European ClassificationG06F11/10R, G06F11/10M, G11B27/10A2, G11B27/30C, G11B27/10A1
Legal Events
DateCodeEventDescription
Jul 19, 2013ASAssignment
Owner name: SEAGATE TECHNOLOGY US HOLDINGS, INC., CALIFORNIA
Free format text: TERMINATION AND RELEASE OF SECURITY INTEREST IN PATENT RIGHTS;ASSIGNOR:WELLS FARGO BANK, NATIONAL ASSOCIATION, AS COLLATERAL AGENT AND SECOND PRIORITY REPRESENTATIVE;REEL/FRAME:030833/0001
Owner name: EVAULT INC. (F/K/A I365 INC.), CALIFORNIA
Effective date: 20130312
Owner name: SEAGATE TECHNOLOGY INTERNATIONAL, CAYMAN ISLANDS
Owner name: SEAGATE TECHNOLOGY LLC, CALIFORNIA
Mar 24, 2011ASAssignment
Free format text: SECURITY AGREEMENT;ASSIGNOR:SEAGATE TECHNOLOGY LLC;REEL/FRAME:026010/0350
Effective date: 20110118
Owner name: THE BANK OF NOVA SCOTIA, AS ADMINISTRATIVE AGENT,
Jan 19, 2011ASAssignment
Owner name: SEAGATE TECHNOLOGY LLC, CALIFORNIA
Free format text: RELEASE;ASSIGNOR:JPMORGAN CHASE BANK, N.A., AS ADMINISTRATIVE AGENT;REEL/FRAME:025662/0001
Effective date: 20110114
Owner name: MAXTOR CORPORATION, CALIFORNIA
Owner name: SEAGATE TECHNOLOGY HDD HOLDINGS, CALIFORNIA
Owner name: SEAGATE TECHNOLOGY INTERNATIONAL, CALIFORNIA
Dec 3, 2007REMIMaintenance fee reminder mailed
Nov 28, 2007FPAYFee payment
Year of fee payment: 12
Nov 18, 2003FPAYFee payment
Year of fee payment: 8
Feb 19, 2002ASAssignment
Owner name: MAXTOR CORPORATION, CALIFORNIA

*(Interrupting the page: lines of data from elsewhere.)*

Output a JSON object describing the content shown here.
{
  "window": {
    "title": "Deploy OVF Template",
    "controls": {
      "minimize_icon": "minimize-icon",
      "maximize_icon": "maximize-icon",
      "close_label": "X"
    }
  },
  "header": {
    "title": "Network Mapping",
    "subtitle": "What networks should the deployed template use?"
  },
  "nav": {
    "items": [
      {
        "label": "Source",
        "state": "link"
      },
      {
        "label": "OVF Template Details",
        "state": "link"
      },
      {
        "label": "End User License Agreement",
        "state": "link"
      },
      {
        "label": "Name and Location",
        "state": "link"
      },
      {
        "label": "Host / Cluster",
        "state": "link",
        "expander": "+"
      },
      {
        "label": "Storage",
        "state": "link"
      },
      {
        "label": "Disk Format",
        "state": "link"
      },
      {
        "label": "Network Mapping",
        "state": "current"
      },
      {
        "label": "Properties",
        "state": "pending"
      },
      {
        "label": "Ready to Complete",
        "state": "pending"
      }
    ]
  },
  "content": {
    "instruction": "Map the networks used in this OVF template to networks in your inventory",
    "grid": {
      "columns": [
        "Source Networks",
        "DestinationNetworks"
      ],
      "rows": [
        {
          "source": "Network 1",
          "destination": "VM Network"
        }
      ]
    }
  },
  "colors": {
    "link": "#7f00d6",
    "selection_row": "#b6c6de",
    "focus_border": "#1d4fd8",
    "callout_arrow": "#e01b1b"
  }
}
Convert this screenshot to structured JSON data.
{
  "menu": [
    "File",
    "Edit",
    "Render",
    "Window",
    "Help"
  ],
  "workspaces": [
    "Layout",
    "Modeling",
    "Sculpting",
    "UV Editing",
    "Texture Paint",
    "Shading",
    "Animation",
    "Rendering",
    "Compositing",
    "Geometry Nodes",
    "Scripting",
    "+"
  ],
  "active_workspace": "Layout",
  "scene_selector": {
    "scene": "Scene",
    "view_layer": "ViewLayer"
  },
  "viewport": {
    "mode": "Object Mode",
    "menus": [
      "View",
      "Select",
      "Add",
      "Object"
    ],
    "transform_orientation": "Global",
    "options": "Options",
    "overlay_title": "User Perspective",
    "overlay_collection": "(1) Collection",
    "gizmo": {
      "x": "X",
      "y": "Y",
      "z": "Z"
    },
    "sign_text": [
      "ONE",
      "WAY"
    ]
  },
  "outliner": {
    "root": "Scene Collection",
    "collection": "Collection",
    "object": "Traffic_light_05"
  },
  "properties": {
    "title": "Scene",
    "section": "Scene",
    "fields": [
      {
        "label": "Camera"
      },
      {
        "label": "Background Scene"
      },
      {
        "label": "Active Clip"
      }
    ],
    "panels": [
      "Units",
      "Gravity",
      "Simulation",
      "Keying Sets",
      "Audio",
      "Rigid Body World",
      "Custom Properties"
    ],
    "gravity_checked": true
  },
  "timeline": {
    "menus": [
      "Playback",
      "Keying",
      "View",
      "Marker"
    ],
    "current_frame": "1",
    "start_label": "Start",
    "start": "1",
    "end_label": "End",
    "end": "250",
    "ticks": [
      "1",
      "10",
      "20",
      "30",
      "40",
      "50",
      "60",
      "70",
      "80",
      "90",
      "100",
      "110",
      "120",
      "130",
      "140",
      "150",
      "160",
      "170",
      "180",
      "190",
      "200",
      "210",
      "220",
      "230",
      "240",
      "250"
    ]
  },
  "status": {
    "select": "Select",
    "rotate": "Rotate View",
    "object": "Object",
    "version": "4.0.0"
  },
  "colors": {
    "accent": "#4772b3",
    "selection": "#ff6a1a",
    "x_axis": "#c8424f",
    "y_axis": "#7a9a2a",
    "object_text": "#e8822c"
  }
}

Free format text: ASSIGNMENT OF ASSIGNORS INTEREST;ASSIGNOR:QUANTUM CORPORATION;REEL/FRAME:012653/0726
Effective date: 20010724
Owner name: MAXTOR CORPORATION 500 MCCARTHY BLVD. MILPITAS CAL
Nov 24, 1999FPAYFee payment
Year of fee payment: 4
Oct 20, 1997ASAssignment
Owner name: CANADIAN IMPERIAL BANK, AS ADMINISTRATIVE AGENT, N
Free format text: RELEASE;ASSIGNOR:QUANTUM CORPORATION;REEL/FRAME:008744/0904
Effective date: 19970818
Aug 19, 1996ASAssignment
Owner name: CANADIAN IMPERIAL BANK OF COMMERCE, NEW YORK
Free format text: SECURITY INTEREST;ASSIGNOR:QUANTUM CORPORATION;REEL/FRAME:008222/0215
Effective date: 19961003
May 8, 1995ASAssignment
Owner name: QUANTUM CORPORATION, CALIFORNIA
Free format text: ASSIGNMENT OF ASSIGNORS INTEREST;ASSIGNOR:DIGITAL EQUIPMENT CORPORATION;REEL/FRAME:007444/0388
Effective date: 19950420
Jun 16, 1994ASAssignment
Owner name: DIGITAL EQUIPMENT CORPORATION, MASSACHUSETTS
Free format text: ASSIGNMENT OF ASSIGNORS INTEREST;ASSIGNOR:BROWN, MICHAEL ANDREW;REEL/FRAME:007057/0663
Effective date: 19940615
Free format text: ASSIGNMENT OF ASSIGNORS INTEREST;ASSIGNOR:WENG, LIH-JYH;REEL/FRAME:007057/0660